**ABOUT THIS TASK:**
An exact reproduction of the data below is the required answer.

**MATERIAL SHOWN:**
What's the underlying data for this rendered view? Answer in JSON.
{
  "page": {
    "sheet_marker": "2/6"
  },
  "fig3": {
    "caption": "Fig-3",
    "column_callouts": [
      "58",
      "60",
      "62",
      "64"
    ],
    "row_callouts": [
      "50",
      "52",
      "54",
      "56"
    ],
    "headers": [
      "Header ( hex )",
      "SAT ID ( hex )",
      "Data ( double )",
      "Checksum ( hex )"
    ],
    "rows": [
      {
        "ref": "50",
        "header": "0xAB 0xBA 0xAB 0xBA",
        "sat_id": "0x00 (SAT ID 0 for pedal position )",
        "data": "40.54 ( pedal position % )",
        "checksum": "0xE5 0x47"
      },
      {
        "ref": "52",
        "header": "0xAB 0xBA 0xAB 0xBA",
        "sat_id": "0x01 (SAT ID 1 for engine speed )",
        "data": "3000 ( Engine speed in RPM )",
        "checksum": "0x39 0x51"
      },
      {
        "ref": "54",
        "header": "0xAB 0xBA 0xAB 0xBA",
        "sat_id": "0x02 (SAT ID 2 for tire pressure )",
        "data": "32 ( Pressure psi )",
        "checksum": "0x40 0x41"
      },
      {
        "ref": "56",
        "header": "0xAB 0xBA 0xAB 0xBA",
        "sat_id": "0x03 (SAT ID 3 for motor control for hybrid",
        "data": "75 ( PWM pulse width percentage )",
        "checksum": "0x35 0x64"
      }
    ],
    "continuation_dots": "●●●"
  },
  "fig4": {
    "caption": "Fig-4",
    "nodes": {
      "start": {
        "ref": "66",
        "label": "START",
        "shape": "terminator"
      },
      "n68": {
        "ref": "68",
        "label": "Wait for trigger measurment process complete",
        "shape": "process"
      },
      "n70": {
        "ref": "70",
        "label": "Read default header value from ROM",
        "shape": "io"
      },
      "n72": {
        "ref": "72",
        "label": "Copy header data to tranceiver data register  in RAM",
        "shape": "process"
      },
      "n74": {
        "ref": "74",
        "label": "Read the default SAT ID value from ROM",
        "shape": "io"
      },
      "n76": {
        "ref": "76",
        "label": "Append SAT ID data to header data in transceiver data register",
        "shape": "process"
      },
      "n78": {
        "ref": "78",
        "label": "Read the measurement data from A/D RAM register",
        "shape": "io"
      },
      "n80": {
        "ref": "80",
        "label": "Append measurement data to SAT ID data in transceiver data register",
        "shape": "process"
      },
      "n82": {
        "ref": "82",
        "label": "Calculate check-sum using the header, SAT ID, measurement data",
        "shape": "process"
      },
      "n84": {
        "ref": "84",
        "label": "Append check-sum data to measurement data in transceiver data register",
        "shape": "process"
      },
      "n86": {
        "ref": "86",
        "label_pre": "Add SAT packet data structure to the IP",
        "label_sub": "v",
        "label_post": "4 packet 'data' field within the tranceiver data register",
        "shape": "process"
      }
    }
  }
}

**OUTPUT:**
What's the underlying data for this rendered view? Answer in JSON.
{
  "page": {
    "sheet_marker": "2/6"
  },
  "fig3": {
    "caption": "Fig-3",
    "column_callouts": [
      "58",
      "60",
      "62",
      "64"
    ],
    "row_callouts": [
      "50",
      "52",
      "54",
      "56"
    ],
    "headers": [
      "Header ( hex )",
      "SAT ID ( hex )",
      "Data ( double )",
      "Checksum ( hex )"
    ],
    "rows": [
      {
        "ref": "50",
        "header": "0xAB 0xBA 0xAB 0xBA",
        "sat_id": "0x00 (SAT ID 0 for pedal position )",
        "data": "40.54 ( pedal position % )",
        "checksum": "0xE5 0x47"
      },
      {
        "ref": "52",
        "header": "0xAB 0xBA 0xAB 0xBA",
        "sat_id": "0x01 (SAT ID 1 for engine speed )",
        "data": "3000 ( Engine speed in RPM )",
        "checksum": "0x39 0x51"
      },
      {
        "ref": "54",
        "header": "0xAB 0xBA 0xAB 0xBA",
        "sat_id": "0x02 (SAT ID 2 for tire pressure )",
        "data": "32 ( Pressure psi )",
        "checksum": "0x40 0x41"
      },
      {
        "ref": "56",
        "header": "0xAB 0xBA 0xAB 0xBA",
        "sat_id": "0x03 (SAT ID 3 for motor control for hybrid",
        "data": "75 ( PWM pulse width percentage )",
        "checksum": "0x35 0x64"
      }
    ],
    "continuation_dots": "●●●"
  },
  "fig4": {
    "caption": "Fig-4",
    "nodes": {
      "start": {
        "ref": "66",
        "label": "START",
        "shape": "terminator"
      },
      "n68": {
        "ref": "68",
        "label": "Wait for trigger measurment process complete",
        "shape": "process"
      },
      "n70": {
        "ref": "70",
        "label": "Read default header value from ROM",
        "shape": "io"
      },
      "n72": {
        "ref": "72",
        "label": "Copy header data to tranceiver data register  in RAM",
        "shape": "process"
      },
      "n74": {
        "ref": "74",
        "label": "Read the default SAT ID value from ROM",
        "shape": "io"
      },
      "n76": {
        "ref": "76",
        "label": "Append SAT ID data to header data in transceiver data register",
        "shape": "process"
      },
      "n78": {
        "ref": "78",
        "label": "Read the measurement data from A/D RAM register",
        "shape": "io"
      },
      "n80": {
        "ref": "80",
        "label": "Append measurement data to SAT ID data in transceiver data register",
        "shape": "process"
      },
      "n82": {
        "ref": "82",
        "label": "Calculate check-sum using the header, SAT ID, measurement data",
        "shape": "process"
      },
      "n84": {
        "ref": "84",
        "label": "Append check-sum data to measurement data in transceiver data register",
        "shape": "process"
      },
      "n86": {
        "ref": "86",
        "label_pre": "Add SAT packet data structure to the IP",
        "label_sub": "v",
        "label_post": "4 packet 'data' field within the tranceiver data register",
        "shape": "process"
      }
    }
  }
}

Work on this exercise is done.